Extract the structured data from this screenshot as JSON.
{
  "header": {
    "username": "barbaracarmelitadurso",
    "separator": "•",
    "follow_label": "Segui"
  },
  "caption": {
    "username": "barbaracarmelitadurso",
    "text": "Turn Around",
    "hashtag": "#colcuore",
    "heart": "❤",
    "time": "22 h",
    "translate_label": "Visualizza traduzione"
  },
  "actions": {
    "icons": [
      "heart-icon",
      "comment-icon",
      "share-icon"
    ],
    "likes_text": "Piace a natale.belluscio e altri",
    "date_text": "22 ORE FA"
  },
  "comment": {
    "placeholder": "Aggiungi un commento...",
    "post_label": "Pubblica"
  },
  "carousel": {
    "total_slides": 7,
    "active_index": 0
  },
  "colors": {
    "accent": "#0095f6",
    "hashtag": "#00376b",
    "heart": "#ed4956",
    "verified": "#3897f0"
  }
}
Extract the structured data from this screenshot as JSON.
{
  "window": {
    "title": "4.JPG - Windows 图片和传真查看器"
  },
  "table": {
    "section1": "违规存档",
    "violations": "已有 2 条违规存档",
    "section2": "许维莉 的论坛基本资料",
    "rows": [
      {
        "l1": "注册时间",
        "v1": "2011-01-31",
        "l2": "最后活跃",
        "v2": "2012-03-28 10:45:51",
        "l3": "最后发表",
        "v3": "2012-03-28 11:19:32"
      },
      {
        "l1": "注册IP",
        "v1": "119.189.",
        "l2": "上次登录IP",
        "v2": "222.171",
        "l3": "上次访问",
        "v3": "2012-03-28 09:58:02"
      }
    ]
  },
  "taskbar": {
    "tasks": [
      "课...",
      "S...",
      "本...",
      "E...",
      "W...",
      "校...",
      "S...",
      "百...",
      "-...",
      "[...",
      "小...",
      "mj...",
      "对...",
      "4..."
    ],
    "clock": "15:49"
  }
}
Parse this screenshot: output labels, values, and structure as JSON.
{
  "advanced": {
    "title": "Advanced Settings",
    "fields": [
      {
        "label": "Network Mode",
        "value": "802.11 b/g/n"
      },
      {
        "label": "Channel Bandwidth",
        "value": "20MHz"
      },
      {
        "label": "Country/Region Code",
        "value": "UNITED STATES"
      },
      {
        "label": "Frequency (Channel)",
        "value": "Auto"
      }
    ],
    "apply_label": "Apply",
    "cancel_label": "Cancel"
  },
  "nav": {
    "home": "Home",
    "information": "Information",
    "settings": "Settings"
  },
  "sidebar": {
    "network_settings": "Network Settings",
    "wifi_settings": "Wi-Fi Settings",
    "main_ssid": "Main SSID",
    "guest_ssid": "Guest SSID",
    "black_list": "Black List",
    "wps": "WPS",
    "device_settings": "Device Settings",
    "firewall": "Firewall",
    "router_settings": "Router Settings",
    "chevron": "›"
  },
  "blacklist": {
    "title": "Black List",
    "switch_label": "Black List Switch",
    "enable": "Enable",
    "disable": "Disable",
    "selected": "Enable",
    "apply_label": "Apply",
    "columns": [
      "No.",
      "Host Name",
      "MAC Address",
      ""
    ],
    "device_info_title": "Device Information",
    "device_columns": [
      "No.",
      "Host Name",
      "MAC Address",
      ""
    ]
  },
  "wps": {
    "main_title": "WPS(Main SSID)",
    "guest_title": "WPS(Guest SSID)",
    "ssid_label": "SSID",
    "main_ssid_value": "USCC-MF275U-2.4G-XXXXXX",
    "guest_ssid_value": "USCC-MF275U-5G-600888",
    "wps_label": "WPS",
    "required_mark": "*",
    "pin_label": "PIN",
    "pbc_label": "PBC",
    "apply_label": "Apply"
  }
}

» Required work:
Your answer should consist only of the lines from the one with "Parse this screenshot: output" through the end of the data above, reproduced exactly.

» Finished exercise:
Parse this screenshot: output labels, values, and structure as JSON.
{
  "advanced": {
    "title": "Advanced Settings",
    "fields": [
      {
        "label": "Network Mode",
        "value": "802.11 b/g/n"
      },
      {
        "label": "Channel Bandwidth",
        "value": "20MHz"
      },
      {
        "label": "Country/Region Code",
        "value": "UNITED STATES"
      },
      {
        "label": "Frequency (Channel)",
        "value": "Auto"
      }
    ],
    "apply_label": "Apply",
    "cancel_label": "Cancel"
  },
  "nav": {
    "home": "Home",
    "information": "Information",
    "settings": "Settings"
  },
  "sidebar": {
    "network_settings": "Network Settings",
    "wifi_settings": "Wi-Fi Settings",
    "main_ssid": "Main SSID",
    "guest_ssid": "Guest SSID",
    "black_list": "Black List",
    "wps": "WPS",
    "device_settings": "Device Settings",
    "firewall": "Firewall",
    "router_settings": "Router Settings",
    "chevron": "›"
  },
  "blacklist": {
    "title": "Black List",
    "switch_label": "Black List Switch",
    "enable": "Enable",
    "disable": "Disable",
    "selected": "Enable",
    "apply_label": "Apply",
    "columns": [
      "No.",
      "Host Name",
      "MAC Address",
      ""
    ],
    "device_info_title": "Device Information",
    "device_columns": [
      "No.",
      "Host Name",
      "MAC Address",
      ""
    ]
  },
  "wps": {
    "main_title": "WPS(Main SSID)",
    "guest_title": "WPS(Guest SSID)",
    "ssid_label": "SSID",
    "main_ssid_value": "USCC-MF275U-2.4G-XXXXXX",
    "guest_ssid_value": "USCC-MF275U-5G-600888",
    "wps_label": "WPS",
    "required_mark": "*",
    "pin_label": "PIN",
    "pbc_label": "PBC",
    "apply_label": "Apply"
  }
}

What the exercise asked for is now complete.